▸ Dataset entries:
######

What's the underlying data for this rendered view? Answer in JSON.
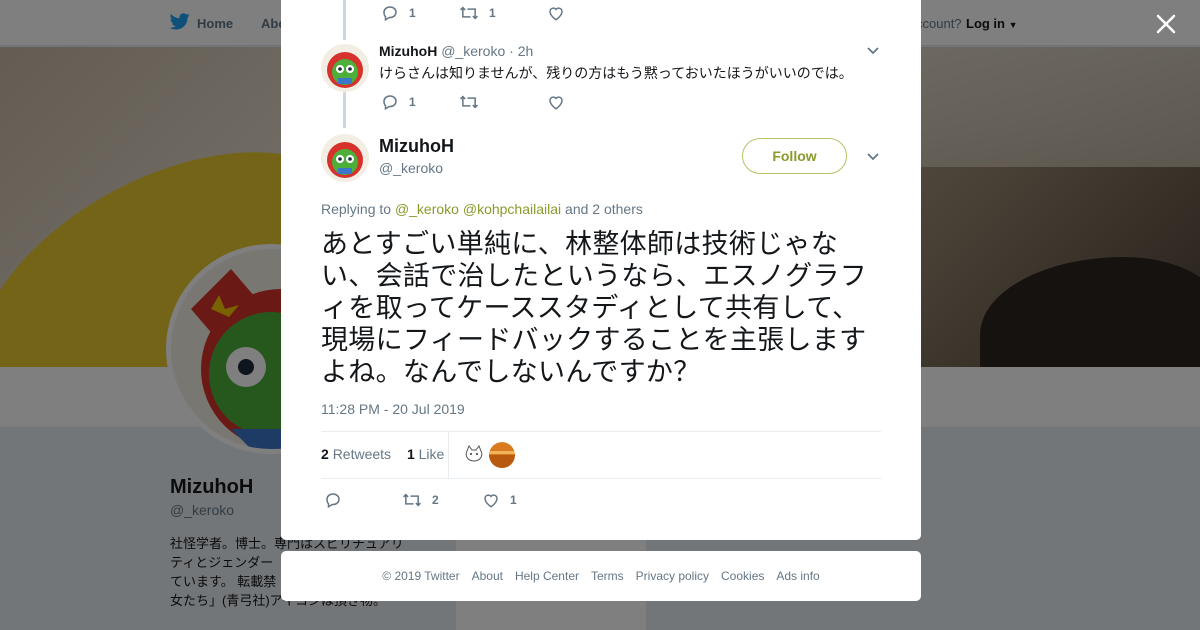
{
  "nav": {
    "home_label": "Home",
    "about_label": "Abo",
    "account_prompt": "ccount?",
    "login_label": "Log in"
  },
  "background_profile": {
    "name": "MizuhoH",
    "handle": "@_keroko",
    "bio_lines": [
      "社怪学者。博士。専門はスピリチュアリ",
      "ティとジェンダー",
      "ています。 転載禁",
      "女たち」(青弓社)アイコンは頂き物。"
    ]
  },
  "thread": {
    "prev_tweet_actions": {
      "replies": "1",
      "retweets": "1",
      "likes": ""
    },
    "reply": {
      "name": "MizuhoH",
      "handle": "@_keroko",
      "time": "· 2h",
      "text": "けらさんは知りませんが、残りの方はもう黙っておいたほうがいいのでは。",
      "replies": "1",
      "retweets": "",
      "likes": ""
    }
  },
  "tweet": {
    "name": "MizuhoH",
    "handle": "@_keroko",
    "follow_label": "Follow",
    "replying_prefix": "Replying to",
    "mention_1": "@_keroko",
    "mention_2": "@kohpchailailai",
    "replying_suffix": "and 2 others",
    "text": "あとすごい単純に、林整体師は技術じゃない、会話で治したというなら、エスノグラフィを取ってケーススタディとして共有して、現場にフィードバックすることを主張しますよね。なんでしないんですか？",
    "timestamp": "11:28 PM - 20 Jul 2019",
    "retweet_count": "2",
    "retweet_label": "Retweets",
    "like_count": "1",
    "like_label": "Like",
    "actions": {
      "replies": "",
      "retweets": "2",
      "likes": "1"
    }
  },
  "footer": {
    "links": [
      "© 2019 Twitter",
      "About",
      "Help Center",
      "Terms",
      "Privacy policy",
      "Cookies",
      "Ads info"
    ]
  },
  "colors": {
    "accent": "#8a9a2a",
    "accent_border": "#b5c46a",
    "muted": "#657786",
    "text": "#14171a"
  }
}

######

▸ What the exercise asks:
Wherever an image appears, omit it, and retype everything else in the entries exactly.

▸ Solution for this exercise:
What's the underlying data for this rendered view? Answer in JSON.
{
  "nav": {
    "home_label": "Home",
    "about_label": "Abo",
    "account_prompt": "ccount?",
    "login_label": "Log in"
  },
  "background_profile": {
    "name": "MizuhoH",
    "handle": "@_keroko",
    "bio_lines": [
      "社怪学者。博士。専門はスピリチュアリ",
      "ティとジェンダー",
      "ています。 転載禁",
      "女たち」(青弓社)アイコンは頂き物。"
    ]
  },
  "thread": {
    "prev_tweet_actions": {
      "replies": "1",
      "retweets": "1",
      "likes": ""
    },
    "reply": {
      "name": "MizuhoH",
      "handle": "@_keroko",
      "time": "· 2h",
      "text": "けらさんは知りませんが、残りの方はもう黙っておいたほうがいいのでは。",
      "replies": "1",
      "retweets": "",
      "likes": ""
    }
  },
  "tweet": {
    "name": "MizuhoH",
    "handle": "@_keroko",
    "follow_label": "Follow",
    "replying_prefix": "Replying to",
    "mention_1": "@_keroko",
    "mention_2": "@kohpchailailai",
    "replying_suffix": "and 2 others",
    "text": "あとすごい単純に、林整体師は技術じゃない、会話で治したというなら、エスノグラフィを取ってケーススタディとして共有して、現場にフィードバックすることを主張しますよね。なんでしないんですか？",
    "timestamp": "11:28 PM - 20 Jul 2019",
    "retweet_count": "2",
    "retweet_label": "Retweets",
    "like_count": "1",
    "like_label": "Like",
    "actions": {
      "replies": "",
      "retweets": "2",
      "likes": "1"
    }
  },
  "footer": {
    "links": [
      "© 2019 Twitter",
      "About",
      "Help Center",
      "Terms",
      "Privacy policy",
      "Cookies",
      "Ads info"
    ]
  },
  "colors": {
    "accent": "#8a9a2a",
    "accent_border": "#b5c46a",
    "muted": "#657786",
    "text": "#14171a"
  }
}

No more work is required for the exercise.